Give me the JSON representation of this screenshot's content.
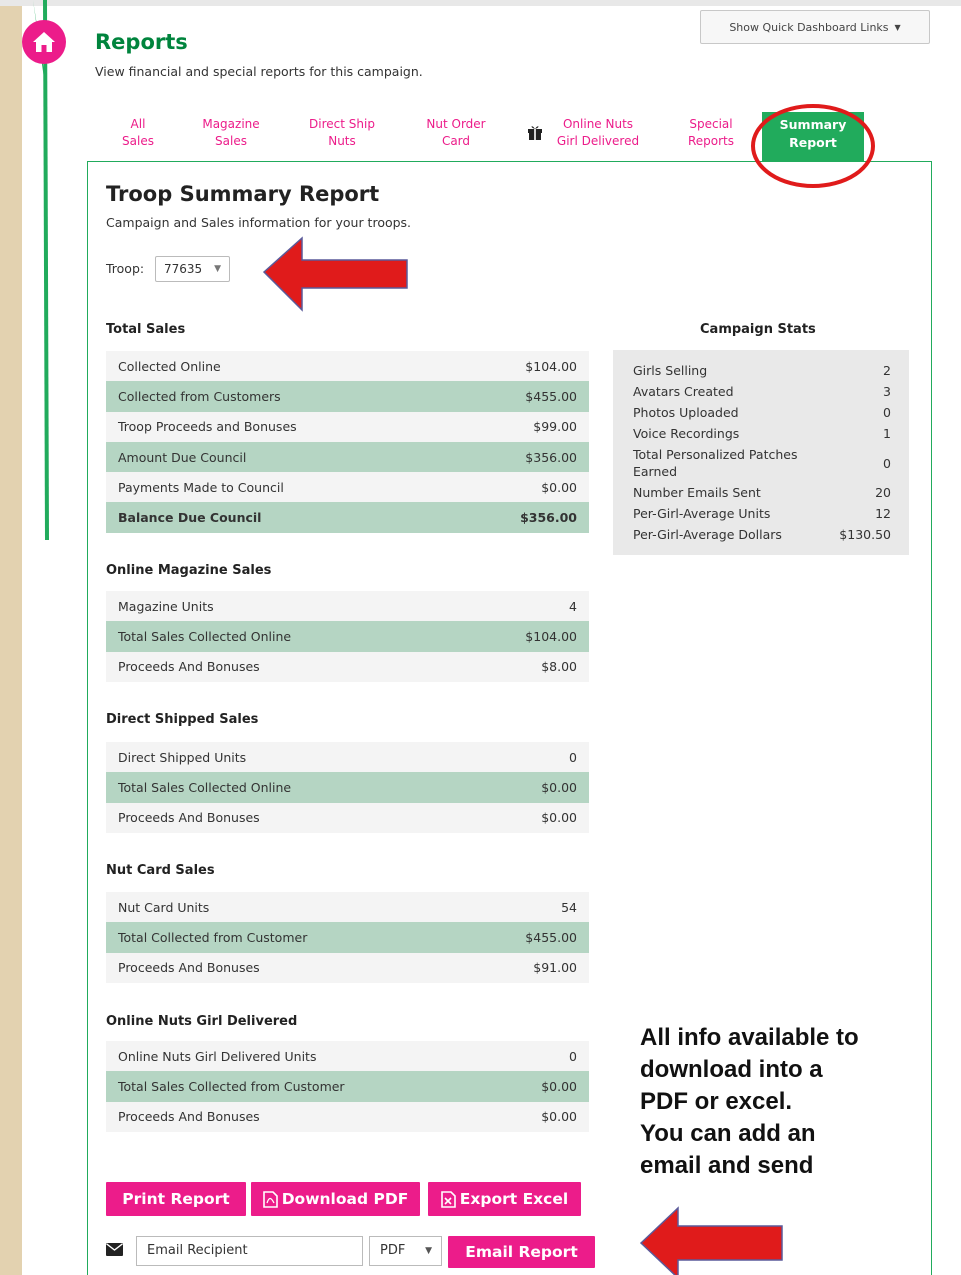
{
  "colors": {
    "brand_green": "#00843d",
    "tab_green": "#21ab5c",
    "accent_pink": "#ec1c8a",
    "row_green": "#b5d5c3",
    "annotation_red": "#e01b1b"
  },
  "header": {
    "title": "Reports",
    "subtitle": "View financial and special reports for this campaign.",
    "quick_links_label": "Show Quick Dashboard Links",
    "home_icon": "home-icon"
  },
  "tabs": [
    {
      "line1": "All",
      "line2": "Sales"
    },
    {
      "line1": "Magazine",
      "line2": "Sales"
    },
    {
      "line1": "Direct Ship",
      "line2": "Nuts"
    },
    {
      "line1": "Nut Order",
      "line2": "Card"
    },
    {
      "line1": "Online Nuts",
      "line2": "Girl Delivered"
    },
    {
      "line1": "Special",
      "line2": "Reports"
    },
    {
      "line1": "Summary",
      "line2": "Report",
      "active": true
    }
  ],
  "report": {
    "title": "Troop Summary Report",
    "subtitle": "Campaign and Sales information for your troops.",
    "troop_label": "Troop:",
    "troop_value": "77635"
  },
  "sections": {
    "total_sales": {
      "title": "Total Sales",
      "rows": [
        {
          "label": "Collected Online",
          "value": "$104.00"
        },
        {
          "label": "Collected from Customers",
          "value": "$455.00"
        },
        {
          "label": "Troop Proceeds and Bonuses",
          "value": "$99.00"
        },
        {
          "label": "Amount Due Council",
          "value": "$356.00"
        },
        {
          "label": "Payments Made to Council",
          "value": "$0.00"
        },
        {
          "label": "Balance Due Council",
          "value": "$356.00"
        }
      ]
    },
    "magazine": {
      "title": "Online Magazine Sales",
      "rows": [
        {
          "label": "Magazine Units",
          "value": "4"
        },
        {
          "label": "Total Sales Collected Online",
          "value": "$104.00"
        },
        {
          "label": "Proceeds And Bonuses",
          "value": "$8.00"
        }
      ]
    },
    "direct_shipped": {
      "title": "Direct Shipped Sales",
      "rows": [
        {
          "label": "Direct Shipped Units",
          "value": "0"
        },
        {
          "label": "Total Sales Collected Online",
          "value": "$0.00"
        },
        {
          "label": "Proceeds And Bonuses",
          "value": "$0.00"
        }
      ]
    },
    "nut_card": {
      "title": "Nut Card Sales",
      "rows": [
        {
          "label": "Nut Card Units",
          "value": "54"
        },
        {
          "label": "Total Collected from Customer",
          "value": "$455.00"
        },
        {
          "label": "Proceeds And Bonuses",
          "value": "$91.00"
        }
      ]
    },
    "online_nuts": {
      "title": "Online Nuts Girl Delivered",
      "rows": [
        {
          "label": "Online Nuts Girl Delivered Units",
          "value": "0"
        },
        {
          "label": "Total Sales Collected from Customer",
          "value": "$0.00"
        },
        {
          "label": "Proceeds And Bonuses",
          "value": "$0.00"
        }
      ]
    }
  },
  "campaign_stats": {
    "title": "Campaign Stats",
    "rows": [
      {
        "label": "Girls Selling",
        "value": "2"
      },
      {
        "label": "Avatars Created",
        "value": "3"
      },
      {
        "label": "Photos Uploaded",
        "value": "0"
      },
      {
        "label": "Voice Recordings",
        "value": "1"
      },
      {
        "label": "Total Personalized Patches Earned",
        "value": "0"
      },
      {
        "label": "Number Emails Sent",
        "value": "20"
      },
      {
        "label": "Per-Girl-Average Units",
        "value": "12"
      },
      {
        "label": "Per-Girl-Average Dollars",
        "value": "$130.50"
      }
    ]
  },
  "actions": {
    "print_label": "Print Report",
    "download_pdf_label": "Download PDF",
    "export_excel_label": "Export Excel",
    "email_placeholder": "Email Recipient",
    "format_value": "PDF",
    "email_report_label": "Email Report"
  },
  "annotation": {
    "line1": "All info available to",
    "line2": "download into a",
    "line3": "PDF or excel.",
    "line4": "You can add an",
    "line5": "email and send"
  }
}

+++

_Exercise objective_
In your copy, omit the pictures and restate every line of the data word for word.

_Your solution_
Give me the JSON representation of this screenshot's content.
{
  "colors": {
    "brand_green": "#00843d",
    "tab_green": "#21ab5c",
    "accent_pink": "#ec1c8a",
    "row_green": "#b5d5c3",
    "annotation_red": "#e01b1b"
  },
  "header": {
    "title": "Reports",
    "subtitle": "View financial and special reports for this campaign.",
    "quick_links_label": "Show Quick Dashboard Links",
    "home_icon": "home-icon"
  },
  "tabs": [
    {
      "line1": "All",
      "line2": "Sales"
    },
    {
      "line1": "Magazine",
      "line2": "Sales"
    },
    {
      "line1": "Direct Ship",
      "line2": "Nuts"
    },
    {
      "line1": "Nut Order",
      "line2": "Card"
    },
    {
      "line1": "Online Nuts",
      "line2": "Girl Delivered"
    },
    {
      "line1": "Special",
      "line2": "Reports"
    },
    {
      "line1": "Summary",
      "line2": "Report",
      "active": true
    }
  ],
  "report": {
    "title": "Troop Summary Report",
    "subtitle": "Campaign and Sales information for your troops.",
    "troop_label": "Troop:",
    "troop_value": "77635"
  },
  "sections": {
    "total_sales": {
      "title": "Total Sales",
      "rows": [
        {
          "label": "Collected Online",
          "value": "$104.00"
        },
        {
          "label": "Collected from Customers",
          "value": "$455.00"
        },
        {
          "label": "Troop Proceeds and Bonuses",
          "value": "$99.00"
        },
        {
          "label": "Amount Due Council",
          "value": "$356.00"
        },
        {
          "label": "Payments Made to Council",
          "value": "$0.00"
        },
        {
          "label": "Balance Due Council",
          "value": "$356.00"
        }
      ]
    },
    "magazine": {
      "title": "Online Magazine Sales",
      "rows": [
        {
          "label": "Magazine Units",
          "value": "4"
        },
        {
          "label": "Total Sales Collected Online",
          "value": "$104.00"
        },
        {
          "label": "Proceeds And Bonuses",
          "value": "$8.00"
        }
      ]
    },
    "direct_shipped": {
      "title": "Direct Shipped Sales",
      "rows": [
        {
          "label": "Direct Shipped Units",
          "value": "0"
        },
        {
          "label": "Total Sales Collected Online",
          "value": "$0.00"
        },
        {
          "label": "Proceeds And Bonuses",
          "value": "$0.00"
        }
      ]
    },
    "nut_card": {
      "title": "Nut Card Sales",
      "rows": [
        {
          "label": "Nut Card Units",
          "value": "54"
        },
        {
          "label": "Total Collected from Customer",
          "value": "$455.00"
        },
        {
          "label": "Proceeds And Bonuses",
          "value": "$91.00"
        }
      ]
    },
    "online_nuts": {
      "title": "Online Nuts Girl Delivered",
      "rows": [
        {
          "label": "Online Nuts Girl Delivered Units",
          "value": "0"
        },
        {
          "label": "Total Sales Collected from Customer",
          "value": "$0.00"
        },
        {
          "label": "Proceeds And Bonuses",
          "value": "$0.00"
        }
      ]
    }
  },
  "campaign_stats": {
    "title": "Campaign Stats",
    "rows": [
      {
        "label": "Girls Selling",
        "value": "2"
      },
      {
        "label": "Avatars Created",
        "value": "3"
      },
      {
        "label": "Photos Uploaded",
        "value": "0"
      },
      {
        "label": "Voice Recordings",
        "value": "1"
      },
      {
        "label": "Total Personalized Patches Earned",
        "value": "0"
      },
      {
        "label": "Number Emails Sent",
        "value": "20"
      },
      {
        "label": "Per-Girl-Average Units",
        "value": "12"
      },
      {
        "label": "Per-Girl-Average Dollars",
        "value": "$130.50"
      }
    ]
  },
  "actions": {
    "print_label": "Print Report",
    "download_pdf_label": "Download PDF",
    "export_excel_label": "Export Excel",
    "email_placeholder": "Email Recipient",
    "format_value": "PDF",
    "email_report_label": "Email Report"
  },
  "annotation": {
    "line1": "All info available to",
    "line2": "download into a",
    "line3": "PDF or excel.",
    "line4": "You can add an",
    "line5": "email and send"
  }
}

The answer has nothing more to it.